- are currently either in school (unless absent for emergency reasons), have graduated or obtained a certificate of completion from high school, have obtained a general education development (GED) certificate, or are an honorably discharged veteran of the Coast Guard or Armed Forces of the United States, and
- have not been convicted of a felony, significant misdemeanor, or three or more other misdemeanors; and do not otherwise pose a threat to U.S. national security or public safety (for example, through gang membership).
What Is a “Significant Misdemeanor?”
The term “significant misdemeanor” is new to immigration law. It may therefore be difficult to evaluate, even for attorneys acting on a client’s behalf.
USCIS says that it includes any misdemeanor, regardless of the sentence imposed, that involved burglary, domestic violence, sexual abuse or exploitation, unlawful possession or use of a firearm; driving under the influence of drugs or alcohol (DUI or DWI); and drug distribution or trafficking. A “significant misdemeanor” may also include any other misdemeanor for which the applicant was sentenced to more than 90 days in prison, not including suspended sentences, pretrial detention, or time held on an immigration detainer.

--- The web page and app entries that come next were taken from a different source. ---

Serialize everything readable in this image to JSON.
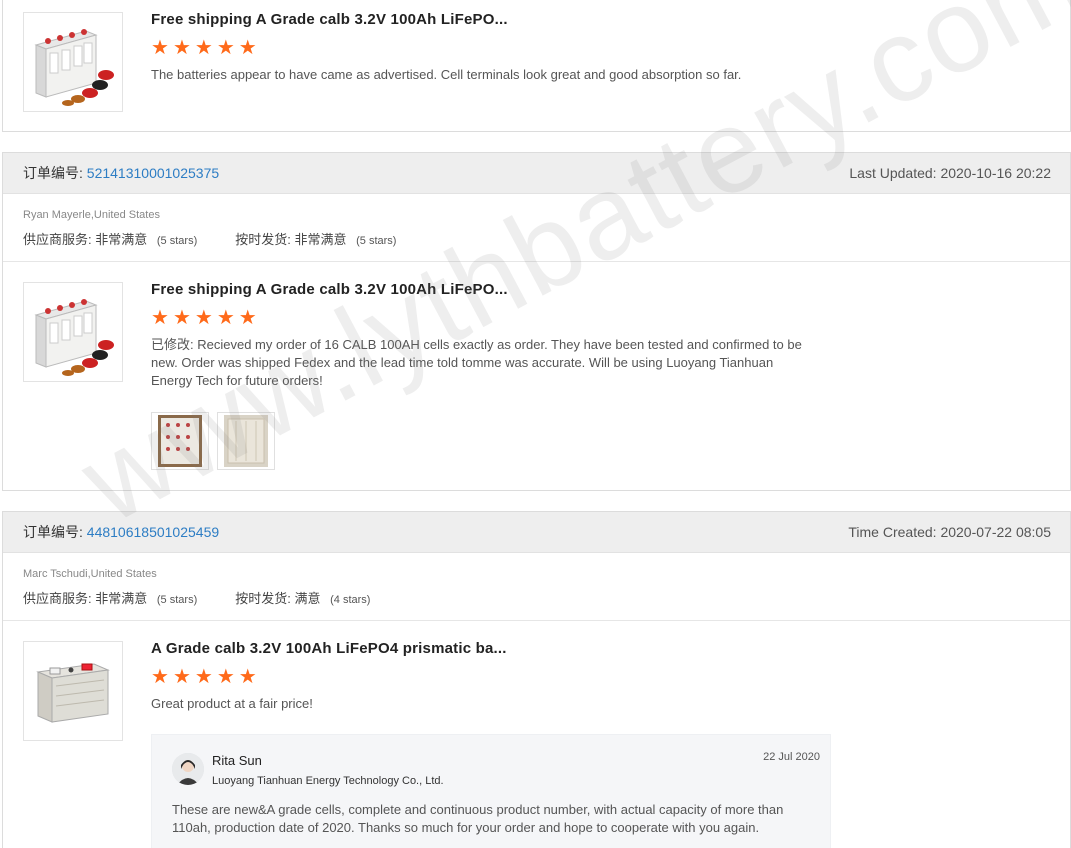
{
  "reviews": [
    {
      "product_title": "Free shipping A Grade calb 3.2V 100Ah LiFePO...",
      "stars": 5,
      "review_text": "The batteries appear to have came as advertised. Cell terminals look great and good absorption so far."
    },
    {
      "order_label": "订单编号:",
      "order_number": "52141310001025375",
      "date_label": "Last Updated:",
      "date_value": "2020-10-16 20:22",
      "buyer": "Ryan Mayerle,United States",
      "supplier_label": "供应商服务:",
      "supplier_rating": "非常满意",
      "supplier_stars": "(5 stars)",
      "shipping_label": "按时发货:",
      "shipping_rating": "非常满意",
      "shipping_stars": "(5 stars)",
      "product_title": "Free shipping A Grade calb 3.2V 100Ah LiFePO...",
      "stars": 5,
      "edited_tag": "已修改:",
      "review_text": " Recieved my order of 16 CALB 100AH cells exactly as order. They have been tested and confirmed to be new. Order was shipped Fedex and the lead time told tomme was accurate. Will be using Luoyang Tianhuan Energy Tech for future orders!",
      "photos": [
        "review-photo-1",
        "review-photo-2"
      ]
    },
    {
      "order_label": "订单编号:",
      "order_number": "44810618501025459",
      "date_label": "Time Created:",
      "date_value": "2020-07-22 08:05",
      "buyer": "Marc Tschudi,United States",
      "supplier_label": "供应商服务:",
      "supplier_rating": "非常满意",
      "supplier_stars": "(5 stars)",
      "shipping_label": "按时发货:",
      "shipping_rating": "满意",
      "shipping_stars": "(4 stars)",
      "product_title": "A Grade calb 3.2V 100Ah LiFePO4 prismatic ba...",
      "stars": 5,
      "review_text": "Great product at a fair price!",
      "reply": {
        "name": "Rita Sun",
        "company": "Luoyang Tianhuan Energy Technology Co., Ltd.",
        "date": "22 Jul 2020",
        "text": "These are new&A grade cells, complete and continuous product number, with actual capacity of more than 110ah, production date of 2020. Thanks so much for your order and hope to cooperate with you again."
      }
    }
  ],
  "watermark": "www.lythbattery.com",
  "colors": {
    "star": "#ff6a1a",
    "order_link": "#2d7dc4",
    "header_bg": "#eeeeee"
  },
  "icons": {
    "star": "star-icon"
  }
}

By contrast, a “non-significant misdemeanor” includes any misdemeanor punishable by imprisonment of more than five days and less than a year that is not on the USCIS list of significant misdemeanors (above).
How to Apply for DACA Deferred Action
You will need to submit a formal application, plus supporting evidence that you qualify for deferred action, plus fees. You can submit an application even if you are already in deportation proceedings, but the procedures will be somewhat different -- an attorney can help you with this.
The form for this application is called an I-821D, and is available for free download from USCIS, with instructions. You must also submit Form I-765 for the work permit, along with a worksheet called Form I-765WS. See the Consideration of Deferred Action for Childhood Arrivals page of its website for more information on submitting the application and follow-up.
For supporting documents, you will need to show evidence of your identity, age, arrival date in the U.S., school record, and evidence of continuous physical presence. Such evidence might, depending on your life circumstances, include:
- birth certificate
- copy of passport and, if any, visa and I-94 Arrival/Departure Record
- plane, bus, or boat tickets showing entry to the U.S.
- school records, including diplomas and GED certificates
- copy of driver’s license
- personal affidavits or statements by friends, teachers, employers, and ministers or other religious leaders
- tax records
- financial records
- medical records
- employment records, and
- military records.
The fee is $465, which reflects the usual $85 biometrics (fingerprinting) fee for a background check, and $380 fee for the EAD. You must submit the EAD application (Form I-765) even if you do not want or need a work permit. In limited circumstances, USCIS may grant a fee waiver (exemptions) for low-income applicants.
Application Deadline and Renewals
There is no deadline to apply for this program, so long as you meet the eligibility criteria and the program is still in effect. In fact, the program has now been around long enough that renewals are possible (for another two years). See Nolo's article, "How to Renew Your DACA Status."
Get Legal Help
If you or anyone you know is considering applying for deferred action status, your best bet is to consult with a qualified immigration attorney – even if you later decide not to hire the attorney to prepare your application.
It is doubly important to consult with an attorney if you have any sort of criminal history, even if it was a juvenile conviction or the record has been sealed or expunged. USCIS interprets and treats criminal convictions in its own way.